• **PROBLEM STATEMENT**: The output must match the entries below exactly.

────

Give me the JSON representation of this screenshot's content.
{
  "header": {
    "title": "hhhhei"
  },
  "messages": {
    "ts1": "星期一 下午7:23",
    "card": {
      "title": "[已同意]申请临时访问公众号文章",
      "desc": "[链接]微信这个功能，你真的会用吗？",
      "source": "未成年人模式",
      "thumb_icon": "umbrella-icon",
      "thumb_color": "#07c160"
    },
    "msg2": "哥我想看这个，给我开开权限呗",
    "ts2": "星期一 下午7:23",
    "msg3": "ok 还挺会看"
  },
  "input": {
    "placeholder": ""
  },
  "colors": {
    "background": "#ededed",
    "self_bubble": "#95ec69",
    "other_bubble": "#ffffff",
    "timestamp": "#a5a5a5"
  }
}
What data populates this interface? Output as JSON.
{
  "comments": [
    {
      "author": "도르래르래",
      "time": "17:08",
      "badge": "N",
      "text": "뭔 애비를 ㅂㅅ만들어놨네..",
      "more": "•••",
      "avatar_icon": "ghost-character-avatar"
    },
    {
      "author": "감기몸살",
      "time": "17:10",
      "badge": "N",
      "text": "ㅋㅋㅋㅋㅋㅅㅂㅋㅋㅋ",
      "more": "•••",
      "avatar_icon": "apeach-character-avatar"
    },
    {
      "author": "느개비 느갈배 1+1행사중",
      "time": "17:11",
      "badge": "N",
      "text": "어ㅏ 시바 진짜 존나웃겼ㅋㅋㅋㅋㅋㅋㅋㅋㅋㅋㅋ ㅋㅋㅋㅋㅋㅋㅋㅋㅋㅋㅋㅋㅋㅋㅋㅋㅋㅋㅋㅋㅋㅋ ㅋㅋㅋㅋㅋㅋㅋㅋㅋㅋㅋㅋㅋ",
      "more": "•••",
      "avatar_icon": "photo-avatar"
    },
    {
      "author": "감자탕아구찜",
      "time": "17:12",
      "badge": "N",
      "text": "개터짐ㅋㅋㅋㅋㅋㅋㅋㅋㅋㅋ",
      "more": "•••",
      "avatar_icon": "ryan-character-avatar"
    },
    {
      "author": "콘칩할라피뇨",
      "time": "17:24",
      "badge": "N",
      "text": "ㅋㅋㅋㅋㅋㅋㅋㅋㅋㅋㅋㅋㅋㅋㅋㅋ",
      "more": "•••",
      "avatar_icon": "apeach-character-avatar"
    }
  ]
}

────

• **TASK RESPONSE**:
Give me the JSON representation of this screenshot's content.
{
  "header": {
    "title": "hhhhei"
  },
  "messages": {
    "ts1": "星期一 下午7:23",
    "card": {
      "title": "[已同意]申请临时访问公众号文章",
      "desc": "[链接]微信这个功能，你真的会用吗？",
      "source": "未成年人模式",
      "thumb_icon": "umbrella-icon",
      "thumb_color": "#07c160"
    },
    "msg2": "哥我想看这个，给我开开权限呗",
    "ts2": "星期一 下午7:23",
    "msg3": "ok 还挺会看"
  },
  "input": {
    "placeholder": ""
  },
  "colors": {
    "background": "#ededed",
    "self_bubble": "#95ec69",
    "other_bubble": "#ffffff",
    "timestamp": "#a5a5a5"
  }
}
What data populates this interface? Output as JSON.
{
  "comments": [
    {
      "author": "도르래르래",
      "time": "17:08",
      "badge": "N",
      "text": "뭔 애비를 ㅂㅅ만들어놨네..",
      "more": "•••",
      "avatar_icon": "ghost-character-avatar"
    },
    {
      "author": "감기몸살",
      "time": "17:10",
      "badge": "N",
      "text": "ㅋㅋㅋㅋㅋㅅㅂㅋㅋㅋ",
      "more": "•••",
      "avatar_icon": "apeach-character-avatar"
    },
    {
      "author": "느개비 느갈배 1+1행사중",
      "time": "17:11",
      "badge": "N",
      "text": "어ㅏ 시바 진짜 존나웃겼ㅋㅋㅋㅋㅋㅋㅋㅋㅋㅋㅋ ㅋㅋㅋㅋㅋㅋㅋㅋㅋㅋㅋㅋㅋㅋㅋㅋㅋㅋㅋㅋㅋㅋ ㅋㅋㅋㅋㅋㅋㅋㅋㅋㅋㅋㅋㅋ",
      "more": "•••",
      "avatar_icon": "photo-avatar"
    },
    {
      "author": "감자탕아구찜",
      "time": "17:12",
      "badge": "N",
      "text": "개터짐ㅋㅋㅋㅋㅋㅋㅋㅋㅋㅋ",
      "more": "•••",
      "avatar_icon": "ryan-character-avatar"
    },
    {
      "author": "콘칩할라피뇨",
      "time": "17:24",
      "badge": "N",
      "text": "ㅋㅋㅋㅋㅋㅋㅋㅋㅋㅋㅋㅋㅋㅋㅋㅋ",
      "more": "•••",
      "avatar_icon": "apeach-character-avatar"
    }
  ]
}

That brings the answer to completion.